## TASK OBJECTIVE
Please give nothing except the number of lines in the records below that include the word "this".

(Entries from a dataset of interfaces)
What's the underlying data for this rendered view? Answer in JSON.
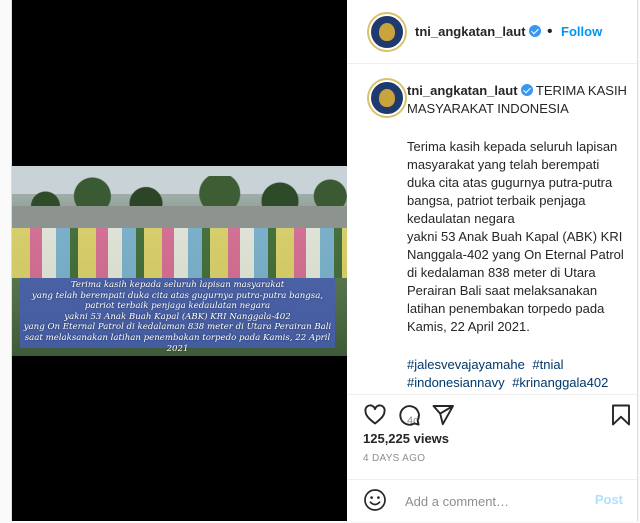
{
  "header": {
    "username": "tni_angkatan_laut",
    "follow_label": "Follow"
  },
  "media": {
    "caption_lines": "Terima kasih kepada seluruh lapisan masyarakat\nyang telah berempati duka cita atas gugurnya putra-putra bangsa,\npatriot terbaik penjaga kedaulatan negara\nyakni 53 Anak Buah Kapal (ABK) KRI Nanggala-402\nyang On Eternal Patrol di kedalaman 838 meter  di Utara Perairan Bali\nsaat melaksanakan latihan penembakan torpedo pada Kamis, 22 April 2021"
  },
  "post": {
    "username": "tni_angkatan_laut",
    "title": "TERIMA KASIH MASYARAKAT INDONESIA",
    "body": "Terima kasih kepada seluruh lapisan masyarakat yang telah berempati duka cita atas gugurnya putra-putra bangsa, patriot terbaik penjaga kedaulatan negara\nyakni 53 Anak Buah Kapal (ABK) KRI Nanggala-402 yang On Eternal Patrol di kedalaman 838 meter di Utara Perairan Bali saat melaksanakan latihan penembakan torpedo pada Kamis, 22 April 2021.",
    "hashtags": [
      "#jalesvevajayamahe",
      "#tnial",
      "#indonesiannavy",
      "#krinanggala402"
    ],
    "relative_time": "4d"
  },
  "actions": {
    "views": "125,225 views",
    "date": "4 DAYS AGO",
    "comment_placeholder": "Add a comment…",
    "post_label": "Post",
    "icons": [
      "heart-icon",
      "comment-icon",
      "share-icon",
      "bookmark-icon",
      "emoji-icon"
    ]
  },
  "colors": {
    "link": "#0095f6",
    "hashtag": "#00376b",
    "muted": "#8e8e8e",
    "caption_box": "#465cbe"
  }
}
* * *
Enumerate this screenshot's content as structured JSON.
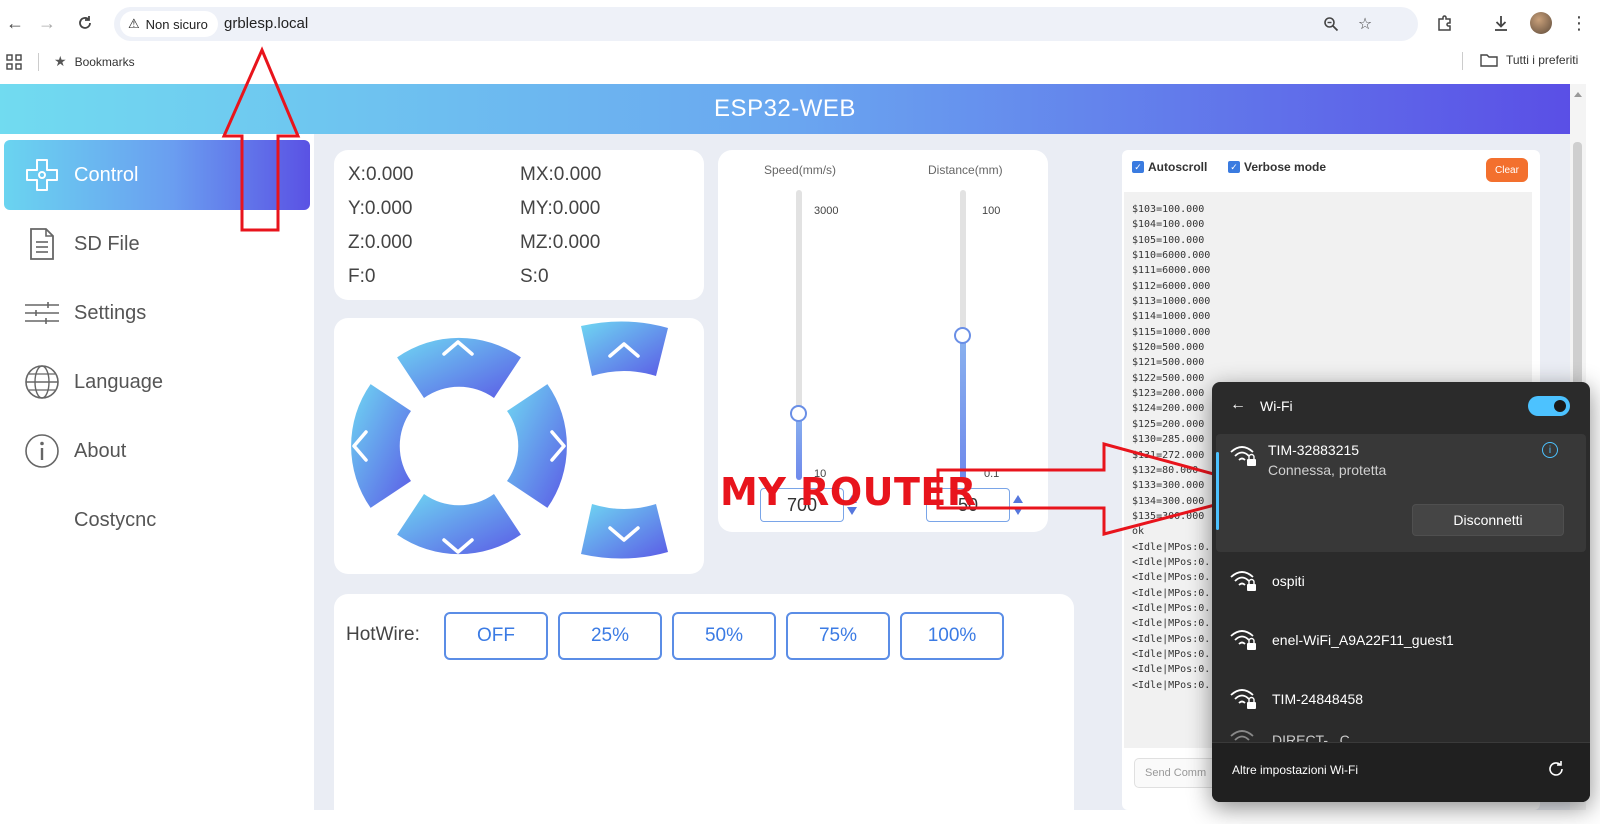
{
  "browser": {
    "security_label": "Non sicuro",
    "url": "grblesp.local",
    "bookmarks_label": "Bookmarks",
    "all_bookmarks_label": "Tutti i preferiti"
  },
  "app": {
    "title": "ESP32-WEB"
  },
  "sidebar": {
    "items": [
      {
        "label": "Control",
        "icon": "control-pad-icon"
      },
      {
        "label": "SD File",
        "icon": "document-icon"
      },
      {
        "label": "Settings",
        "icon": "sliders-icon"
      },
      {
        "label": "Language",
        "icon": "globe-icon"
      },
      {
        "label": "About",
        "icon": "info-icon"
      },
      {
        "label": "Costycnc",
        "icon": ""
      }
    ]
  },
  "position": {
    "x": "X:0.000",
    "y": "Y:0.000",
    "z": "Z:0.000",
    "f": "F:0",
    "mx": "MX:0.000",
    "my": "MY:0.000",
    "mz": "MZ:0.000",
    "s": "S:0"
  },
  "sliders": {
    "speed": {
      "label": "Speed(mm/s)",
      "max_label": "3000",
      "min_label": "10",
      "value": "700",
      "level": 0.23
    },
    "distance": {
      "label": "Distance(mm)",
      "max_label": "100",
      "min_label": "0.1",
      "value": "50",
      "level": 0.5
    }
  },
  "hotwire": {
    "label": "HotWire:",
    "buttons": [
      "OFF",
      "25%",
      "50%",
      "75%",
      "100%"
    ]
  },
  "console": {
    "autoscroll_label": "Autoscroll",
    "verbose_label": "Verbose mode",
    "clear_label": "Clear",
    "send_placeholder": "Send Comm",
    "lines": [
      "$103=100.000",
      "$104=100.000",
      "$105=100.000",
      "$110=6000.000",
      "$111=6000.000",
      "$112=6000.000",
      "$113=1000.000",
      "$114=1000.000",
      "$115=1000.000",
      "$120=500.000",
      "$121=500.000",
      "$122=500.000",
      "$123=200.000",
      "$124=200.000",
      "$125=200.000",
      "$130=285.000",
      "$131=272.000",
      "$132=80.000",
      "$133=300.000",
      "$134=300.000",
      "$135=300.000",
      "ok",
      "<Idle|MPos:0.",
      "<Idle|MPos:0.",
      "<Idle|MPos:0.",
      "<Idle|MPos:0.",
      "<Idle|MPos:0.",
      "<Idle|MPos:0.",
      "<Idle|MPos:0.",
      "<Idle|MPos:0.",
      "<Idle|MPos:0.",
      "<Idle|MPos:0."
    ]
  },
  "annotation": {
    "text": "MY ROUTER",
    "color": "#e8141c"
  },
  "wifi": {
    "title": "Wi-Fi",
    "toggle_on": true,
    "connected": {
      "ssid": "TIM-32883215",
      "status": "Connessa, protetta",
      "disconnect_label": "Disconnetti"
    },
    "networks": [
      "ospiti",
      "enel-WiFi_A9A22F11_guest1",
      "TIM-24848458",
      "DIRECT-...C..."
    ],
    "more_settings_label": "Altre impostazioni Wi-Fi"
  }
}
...
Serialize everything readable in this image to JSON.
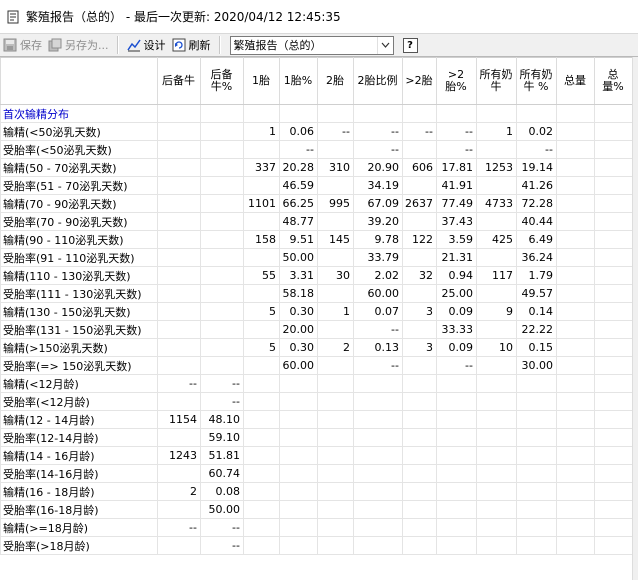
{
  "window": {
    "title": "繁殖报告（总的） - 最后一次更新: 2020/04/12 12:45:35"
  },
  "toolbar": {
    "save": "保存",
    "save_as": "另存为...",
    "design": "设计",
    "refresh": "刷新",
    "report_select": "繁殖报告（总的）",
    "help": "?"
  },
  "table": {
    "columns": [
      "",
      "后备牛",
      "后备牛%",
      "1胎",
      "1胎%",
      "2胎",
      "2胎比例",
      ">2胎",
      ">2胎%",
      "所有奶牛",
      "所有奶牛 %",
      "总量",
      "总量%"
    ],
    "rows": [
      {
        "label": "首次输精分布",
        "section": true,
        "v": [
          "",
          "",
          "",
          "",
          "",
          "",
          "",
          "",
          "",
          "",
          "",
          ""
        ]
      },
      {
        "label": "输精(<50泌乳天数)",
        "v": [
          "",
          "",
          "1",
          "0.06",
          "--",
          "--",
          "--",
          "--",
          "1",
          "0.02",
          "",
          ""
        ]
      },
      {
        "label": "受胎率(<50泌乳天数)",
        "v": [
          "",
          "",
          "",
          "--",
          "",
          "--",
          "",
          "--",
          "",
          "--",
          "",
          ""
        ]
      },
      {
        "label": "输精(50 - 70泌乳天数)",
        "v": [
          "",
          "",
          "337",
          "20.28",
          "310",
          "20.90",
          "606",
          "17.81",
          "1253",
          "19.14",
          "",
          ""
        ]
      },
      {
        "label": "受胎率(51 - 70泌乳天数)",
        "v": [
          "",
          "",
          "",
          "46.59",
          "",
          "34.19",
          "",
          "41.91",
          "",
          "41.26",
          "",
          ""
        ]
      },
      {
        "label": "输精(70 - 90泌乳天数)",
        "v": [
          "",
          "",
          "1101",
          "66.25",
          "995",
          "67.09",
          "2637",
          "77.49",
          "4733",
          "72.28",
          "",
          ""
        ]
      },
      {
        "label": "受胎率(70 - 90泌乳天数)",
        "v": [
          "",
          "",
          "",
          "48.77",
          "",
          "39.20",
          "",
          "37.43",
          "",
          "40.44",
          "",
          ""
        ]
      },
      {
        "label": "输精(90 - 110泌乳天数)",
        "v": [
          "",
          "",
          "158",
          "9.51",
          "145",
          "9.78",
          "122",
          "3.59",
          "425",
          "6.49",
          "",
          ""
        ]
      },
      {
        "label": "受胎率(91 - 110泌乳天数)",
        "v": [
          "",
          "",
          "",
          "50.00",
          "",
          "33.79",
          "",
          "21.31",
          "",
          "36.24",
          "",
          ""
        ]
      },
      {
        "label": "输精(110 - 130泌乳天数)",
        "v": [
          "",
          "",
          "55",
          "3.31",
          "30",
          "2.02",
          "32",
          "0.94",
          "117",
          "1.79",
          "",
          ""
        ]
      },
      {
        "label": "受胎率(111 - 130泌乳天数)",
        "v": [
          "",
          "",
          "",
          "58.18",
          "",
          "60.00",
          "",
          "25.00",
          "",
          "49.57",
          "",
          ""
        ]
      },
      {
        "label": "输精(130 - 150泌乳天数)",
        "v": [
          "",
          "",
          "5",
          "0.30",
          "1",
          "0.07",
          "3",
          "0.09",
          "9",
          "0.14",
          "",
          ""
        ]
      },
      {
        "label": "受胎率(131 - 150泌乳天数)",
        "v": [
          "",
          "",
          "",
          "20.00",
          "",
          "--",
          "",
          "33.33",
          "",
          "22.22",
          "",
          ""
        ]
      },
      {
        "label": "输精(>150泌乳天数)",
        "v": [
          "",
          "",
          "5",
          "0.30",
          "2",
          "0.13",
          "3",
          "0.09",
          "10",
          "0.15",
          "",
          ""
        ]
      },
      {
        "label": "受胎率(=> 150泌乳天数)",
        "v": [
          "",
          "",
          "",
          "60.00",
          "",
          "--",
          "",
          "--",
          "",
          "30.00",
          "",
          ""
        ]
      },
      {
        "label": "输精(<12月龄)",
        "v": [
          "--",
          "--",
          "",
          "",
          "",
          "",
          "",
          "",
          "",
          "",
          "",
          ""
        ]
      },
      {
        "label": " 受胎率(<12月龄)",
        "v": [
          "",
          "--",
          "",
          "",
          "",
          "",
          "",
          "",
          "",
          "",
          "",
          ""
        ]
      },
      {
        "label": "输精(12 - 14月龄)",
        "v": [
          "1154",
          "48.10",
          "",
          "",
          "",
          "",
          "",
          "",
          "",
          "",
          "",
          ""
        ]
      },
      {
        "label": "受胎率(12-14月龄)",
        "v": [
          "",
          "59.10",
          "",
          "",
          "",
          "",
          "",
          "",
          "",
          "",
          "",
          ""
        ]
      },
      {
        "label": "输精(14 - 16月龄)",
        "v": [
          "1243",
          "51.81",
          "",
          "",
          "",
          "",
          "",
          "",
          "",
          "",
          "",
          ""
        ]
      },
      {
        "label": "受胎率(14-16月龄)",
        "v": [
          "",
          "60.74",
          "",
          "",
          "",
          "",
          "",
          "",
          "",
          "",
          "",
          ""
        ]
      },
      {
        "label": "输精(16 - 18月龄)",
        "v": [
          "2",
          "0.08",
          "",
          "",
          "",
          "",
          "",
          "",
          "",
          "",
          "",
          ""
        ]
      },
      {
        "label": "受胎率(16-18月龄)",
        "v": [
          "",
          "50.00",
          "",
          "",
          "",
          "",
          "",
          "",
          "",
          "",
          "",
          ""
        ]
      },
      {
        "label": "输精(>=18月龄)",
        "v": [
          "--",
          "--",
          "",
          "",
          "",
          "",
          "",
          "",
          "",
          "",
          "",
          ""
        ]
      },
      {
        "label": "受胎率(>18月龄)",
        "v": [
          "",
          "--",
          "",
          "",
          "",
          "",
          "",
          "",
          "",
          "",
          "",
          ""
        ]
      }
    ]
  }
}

## RESPONSE BELOW
3